paint help

Discussion in 'Hardware, Setup & Repair [BG]' started by Da Funk Docta, Jul 20, 2004.

  1. I'm planning on refinishing my midnight wine red jazz bass with the same color but in nitro cellulose. I need to know
    1) where to get the midnight wine paint
    2) a good way to paint it
    I know its alot to ask.... but it would be nice if you guys could help.
  2. Learning to apply a pro finish is a great investment in time. Even if you try to do it with aerosol cans (which, if done right, can yield good results) it takes a long time and it makes a real mess. A good gun, compressor, and additional equipment costs :hyper: more than one pro refin. Why are you doing this? If you are just interested in changing the finish material because you think it will affect the tone, you are going to be disapointed. On a slab, as my jazzer friends call my solid body electrics, you probably won't hear a difference. And stripping Fenders made since about 1970, when they went to less traditional, higher tech finishes, is similiar to getting in a really nasty fist fight. Even if you survive, you feel damaged, and you wonder if it was worth getting into it in the first place. Those finishes are tough! Most stripping agents available to non-professionals will not budge the undercoat on modern Fenders, but they will take the skin off your hands and face very efficiently.

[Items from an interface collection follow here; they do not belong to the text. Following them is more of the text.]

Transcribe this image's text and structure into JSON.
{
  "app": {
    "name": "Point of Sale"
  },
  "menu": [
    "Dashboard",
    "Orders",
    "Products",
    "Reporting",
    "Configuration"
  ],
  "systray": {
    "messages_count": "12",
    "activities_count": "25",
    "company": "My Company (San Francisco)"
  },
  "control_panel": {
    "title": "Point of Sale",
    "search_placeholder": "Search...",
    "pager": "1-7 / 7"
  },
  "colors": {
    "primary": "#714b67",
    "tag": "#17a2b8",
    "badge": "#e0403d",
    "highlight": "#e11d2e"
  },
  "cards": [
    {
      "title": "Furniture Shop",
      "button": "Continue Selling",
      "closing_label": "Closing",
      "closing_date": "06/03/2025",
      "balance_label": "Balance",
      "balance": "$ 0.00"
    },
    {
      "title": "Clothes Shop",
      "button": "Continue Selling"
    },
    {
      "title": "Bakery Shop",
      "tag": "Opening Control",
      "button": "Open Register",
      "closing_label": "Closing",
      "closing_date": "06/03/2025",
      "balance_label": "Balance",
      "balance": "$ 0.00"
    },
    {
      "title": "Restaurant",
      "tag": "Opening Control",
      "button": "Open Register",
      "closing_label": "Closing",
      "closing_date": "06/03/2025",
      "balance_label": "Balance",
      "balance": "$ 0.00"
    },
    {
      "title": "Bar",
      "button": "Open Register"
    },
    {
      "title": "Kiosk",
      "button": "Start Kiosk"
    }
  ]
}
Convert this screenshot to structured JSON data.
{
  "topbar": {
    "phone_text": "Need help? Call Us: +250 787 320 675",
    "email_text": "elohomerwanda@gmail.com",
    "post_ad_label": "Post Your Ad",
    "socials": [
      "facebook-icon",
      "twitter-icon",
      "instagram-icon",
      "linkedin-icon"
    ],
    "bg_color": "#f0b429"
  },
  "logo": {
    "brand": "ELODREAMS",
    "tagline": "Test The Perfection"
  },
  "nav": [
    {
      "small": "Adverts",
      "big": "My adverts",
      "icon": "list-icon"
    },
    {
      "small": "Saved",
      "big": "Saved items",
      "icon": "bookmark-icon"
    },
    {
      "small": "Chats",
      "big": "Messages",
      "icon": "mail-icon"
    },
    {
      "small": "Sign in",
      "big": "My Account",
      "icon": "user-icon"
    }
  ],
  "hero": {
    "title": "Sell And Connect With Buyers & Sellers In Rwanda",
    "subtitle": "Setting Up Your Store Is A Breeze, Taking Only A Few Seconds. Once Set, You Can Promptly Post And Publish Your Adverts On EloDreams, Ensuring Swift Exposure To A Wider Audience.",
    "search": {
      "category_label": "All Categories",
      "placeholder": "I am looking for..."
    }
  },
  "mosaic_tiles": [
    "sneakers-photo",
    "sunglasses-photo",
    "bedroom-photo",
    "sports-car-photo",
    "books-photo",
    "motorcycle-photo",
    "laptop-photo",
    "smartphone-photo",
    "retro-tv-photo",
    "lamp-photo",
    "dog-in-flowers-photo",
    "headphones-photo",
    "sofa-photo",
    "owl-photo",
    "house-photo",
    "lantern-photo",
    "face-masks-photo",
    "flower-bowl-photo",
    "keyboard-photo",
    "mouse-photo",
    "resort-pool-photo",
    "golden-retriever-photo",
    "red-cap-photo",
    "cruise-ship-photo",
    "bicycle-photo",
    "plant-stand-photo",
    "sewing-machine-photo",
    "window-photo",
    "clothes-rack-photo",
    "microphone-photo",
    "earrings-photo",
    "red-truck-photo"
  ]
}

    That said, refinishing can be a very rewarding activity. It is not that hard if you follow instructions, you can start getting professional results right away if you are patient and methodical, and you can get set up for around $500. Once you make the initial investment, you're able to refinsh (or finish unfinished components) for about $25. You can mix up midnite wine, or twilite wine, or brunch wine, or dawn wine, or any shade imaginable with some practice.

    Go to the Stewart MacDonald website and order up a copy of "Guitar Finishing Step By Step". They also offer some videos that will get you off on the right foot. Most towns have a shop that caters to guys who paint cars, and the tools and materials that are not in the hardware stores or woodworker stores are there. I get high quality lacquer, stains, pigments, etc. from StewMac, but a lot of that stuff is available locally too.

    One suggestion: if you want to refin your bass because yours is battered, there are a lot of touch-up techniques that might save you from having to do the whole job. Unfortunately that falls into the realm of repairs, and it is a lot more skill-and-experience intensive. Shoot me a PM, or give me a phone call (I am just down the road in San Diego) and I will help you out.
  3. One of the most popular sites for instrument refinishing is this one: All of their products are easy to use, provide professional results and these guys offer all of the support needed to do a killer job. Just look at the Gallery to see the quality their products produce.

    BTW, Tombrien has some excellent advice on this subject.